THE Society for Pre- and Post-Natal Services (Spans) has called on government and other stakeholders to deal with mental health issues associated with childbirth.
Latest statistics by the World Health Organisation indicate that more than 30 million women and babies could die by 2030, more than half of them in sub-Saharan Africa if attitudes on mental health do not change.
Spans secretary and chief talent leader Linos Muvhu told NewsDay yesterday that research conducted by his organisation indicated that common perinatal mental disorders are the most frequent complications during pregnancy, childbirth and the post-partum period.
He said their prevalence among women in low- and middle-income countries was the highest at nearly 20%.
“Women are the cornerstone of a healthy and prosperous society and until their mental health is taken as seriously as their physical wellbeing, we will not improve maternal mortality, morbidity and the ability of women to thrive,” Muvhu said.
“Perinatal health issues for a long time have been a silent burden, but it’s an important aspect in achieving sustainable development goals (SDGs) and reducing the maternal and morbidity rates.
“Women have never been treated or screened for perinatal mental health issues, but it’s important to note that the mental health wellness of the child and mother is important as defined by WHO standards.”
Muvhu said in order for the country to mitigate mortality rates by 2030, mental health must be included in maternal healthcare.
“There is need for intensive mental health education to the public during pre- and post-natal care visits. On the heels of several international efforts to put perinatal mental health on the global agenda, we propose seven urgent actions that the international community, governments, health systems, academia, civil society, and individuals should take to ensure that women everywhere have access to high-quality, respectful care for both their physical and mental wellbeing.

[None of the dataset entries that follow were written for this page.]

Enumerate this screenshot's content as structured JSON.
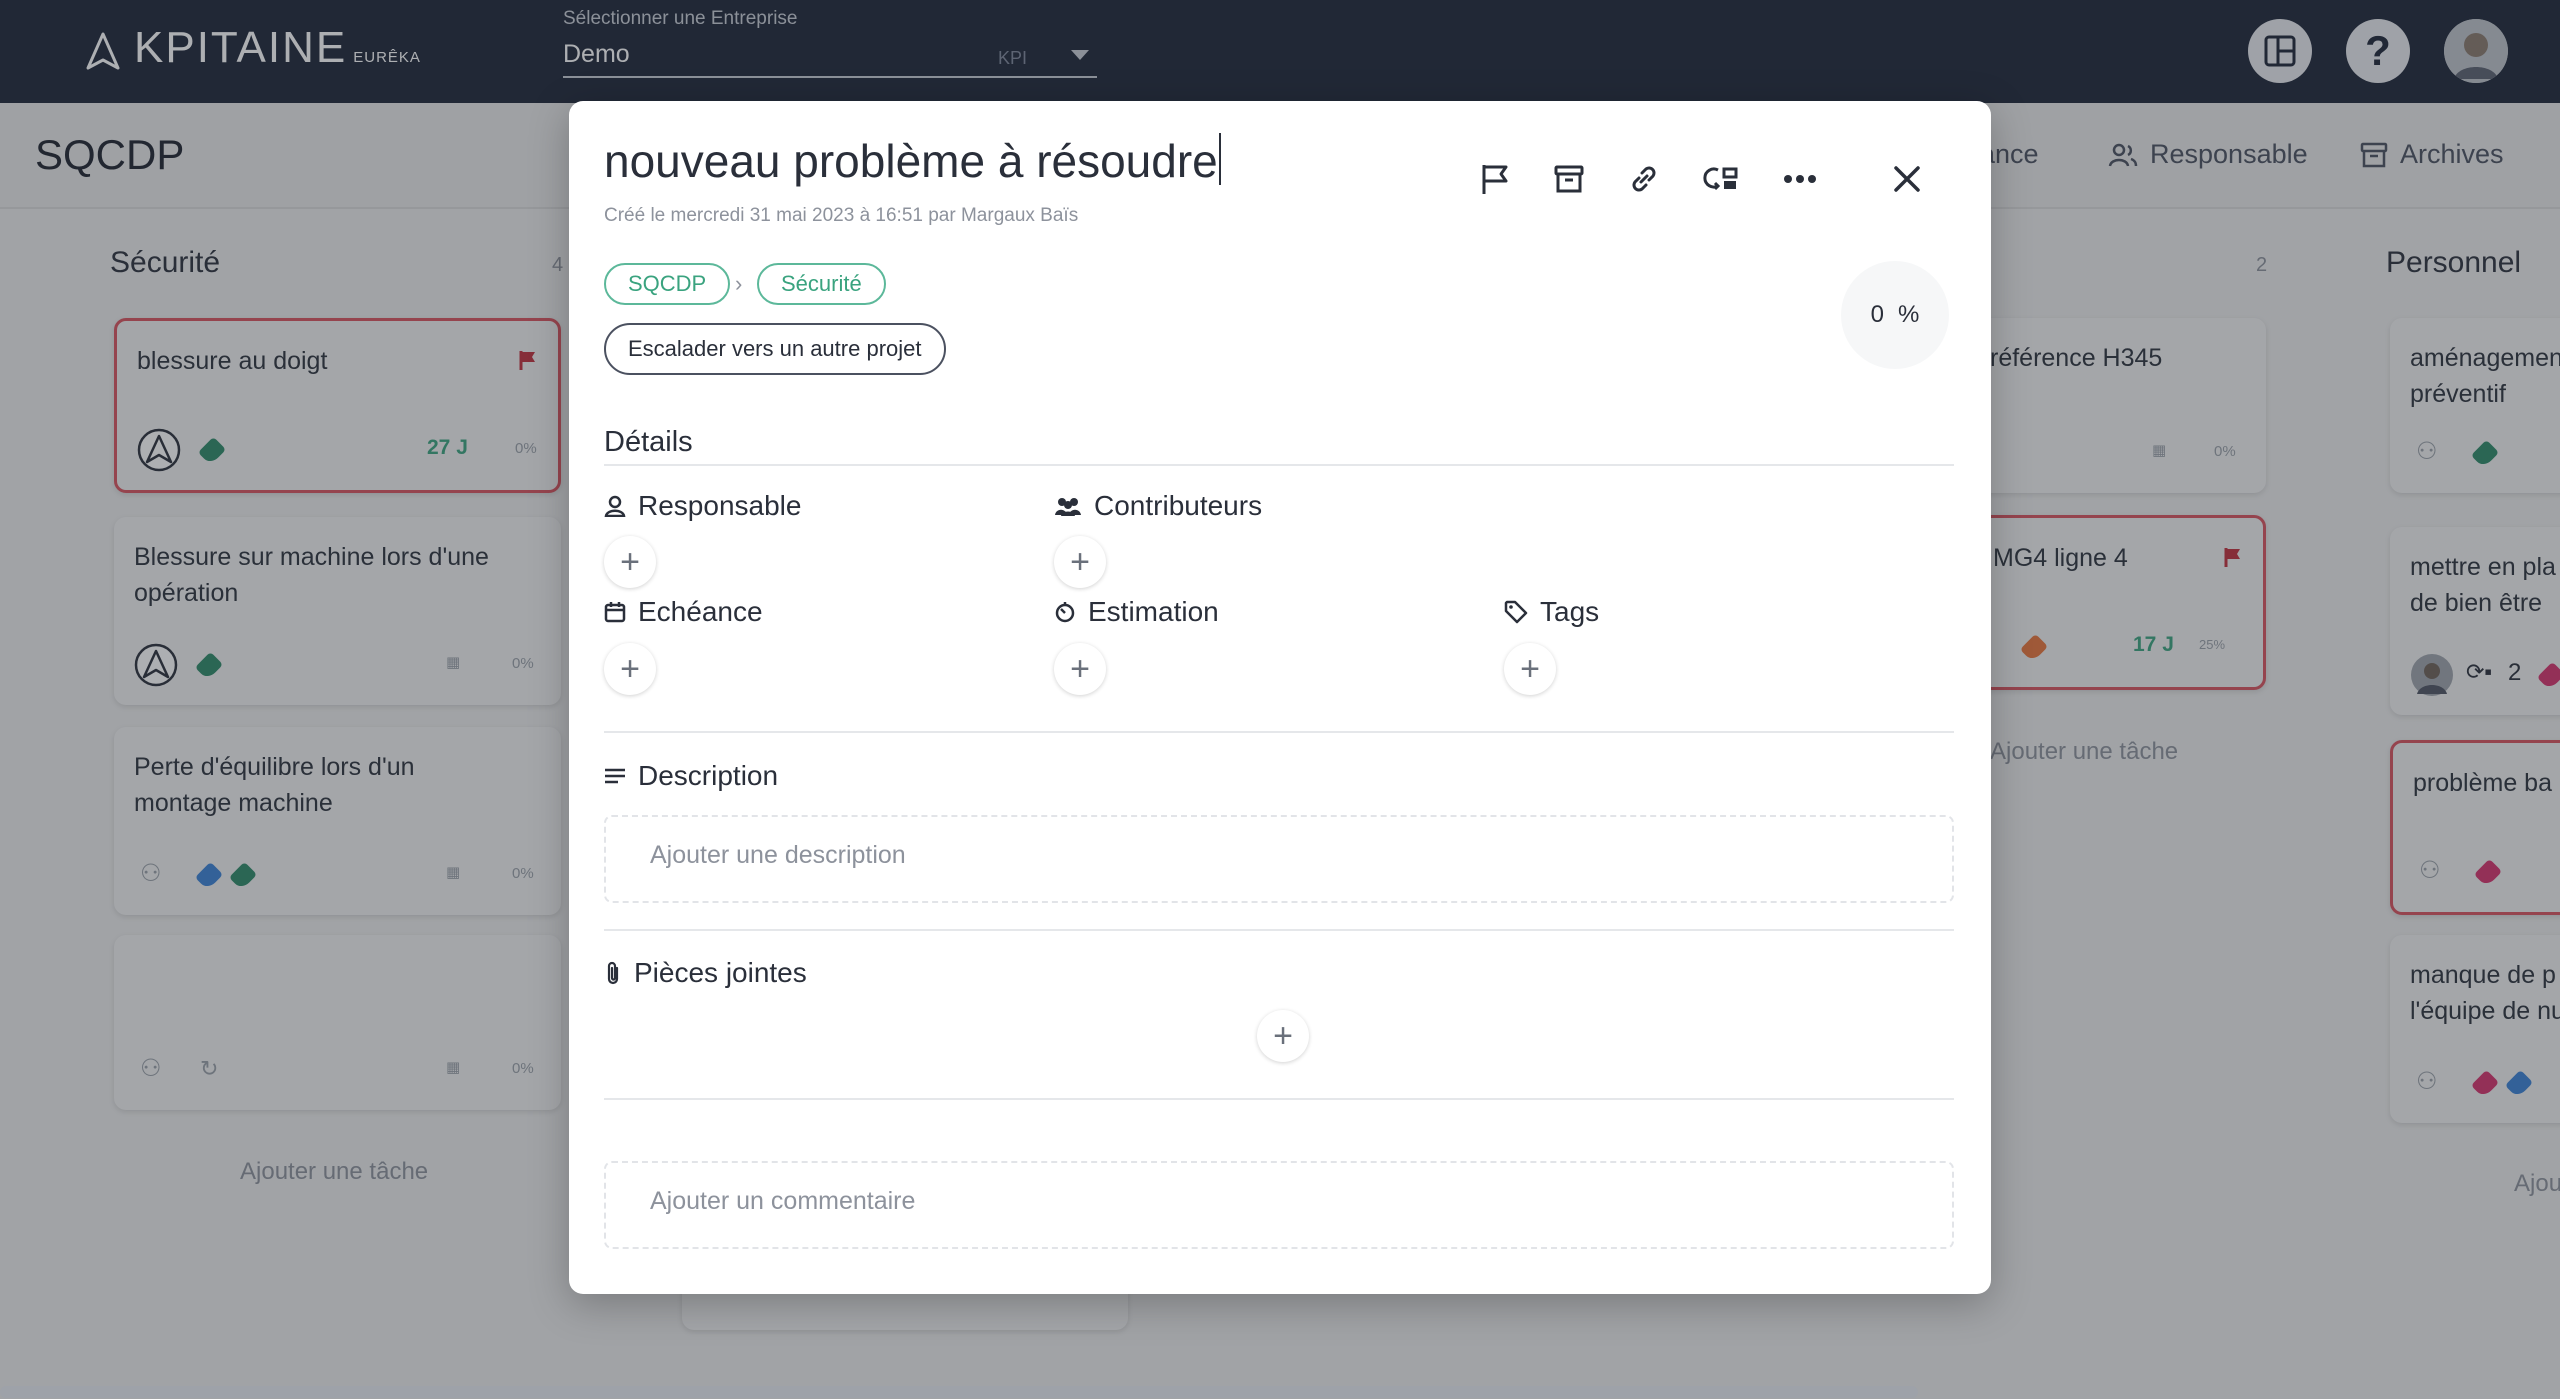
{
  "topbar": {
    "brand": "KPITAINE",
    "brand_sub": "EURÊKA",
    "company_label": "Sélectionner une Entreprise",
    "company_value": "Demo",
    "company_tag": "KPI"
  },
  "subheader": {
    "title": "SQCDP",
    "buttons": [
      {
        "label": "ance",
        "icon": "calendar-icon"
      },
      {
        "label": "Responsable",
        "icon": "users-icon"
      },
      {
        "label": "Archives",
        "icon": "archive-icon"
      }
    ]
  },
  "board": {
    "columns": [
      {
        "title": "Sécurité",
        "count": "4",
        "add_task": "Ajouter une tâche",
        "cards": [
          {
            "title": "blessure au doigt",
            "days": "27 J",
            "percent": "0%"
          },
          {
            "title": "Blessure sur machine lors d'une opération",
            "percent": "0%"
          },
          {
            "title": "Perte d'équilibre lors d'un montage machine",
            "percent": "0%"
          },
          {
            "title": "",
            "percent": "0%"
          }
        ]
      },
      {
        "title": "",
        "count": "2",
        "add_task": "Ajouter une tâche",
        "cards": [
          {
            "title": "référence H345",
            "percent": "0%"
          },
          {
            "title": "MG4 ligne 4",
            "days": "17 J",
            "percent": "25%"
          }
        ]
      },
      {
        "title": "Personnel",
        "add_task": "Ajou",
        "cards": [
          {
            "title": "aménagement préventif"
          },
          {
            "title": "mettre en pla de bien être",
            "count": "2"
          },
          {
            "title": "problème ba"
          },
          {
            "title": "manque de p l'équipe de nu"
          }
        ]
      }
    ]
  },
  "modal": {
    "title": "nouveau problème à résoudre",
    "created": "Créé le  mercredi 31 mai 2023  à  16:51  par  Margaux Baïs",
    "breadcrumbs": [
      "SQCDP",
      "Sécurité"
    ],
    "escalate_label": "Escalader vers un autre projet",
    "progress_value": "0",
    "progress_unit": "%",
    "details_title": "Détails",
    "fields": {
      "responsable": "Responsable",
      "contributeurs": "Contributeurs",
      "echeance": "Echéance",
      "estimation": "Estimation",
      "tags": "Tags"
    },
    "description_title": "Description",
    "description_placeholder": "Ajouter une description",
    "attachments_title": "Pièces jointes",
    "comment_placeholder": "Ajouter un commentaire"
  },
  "colors": {
    "topbar": "#1e2638",
    "accent_green": "#3aa37f",
    "danger_red": "#d9535e",
    "tag_green": "#2e8a68",
    "tag_blue": "#3b82d6",
    "tag_pink": "#d6336c",
    "tag_orange": "#e8743b"
  }
}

Addressing perinatal mental health promotion, prevention, early intervention and treatment of common perinatal mental disorders must be a global priority,” he said.
There have been several global efforts to end pre- and post-maternal morbidity with the 2014 Lancet Commission on Perinatal Mental Health calling for the inclusion of perinatal healthcare in all mental health programmes.
In 2018, the Lancet Commission on Global Mental Health and Sustainable Development warned that the abysmally slow response to addressing mental health would lead to missing Sustainable Development Goal 3.4, which targets promotion of mental health and wellbeing.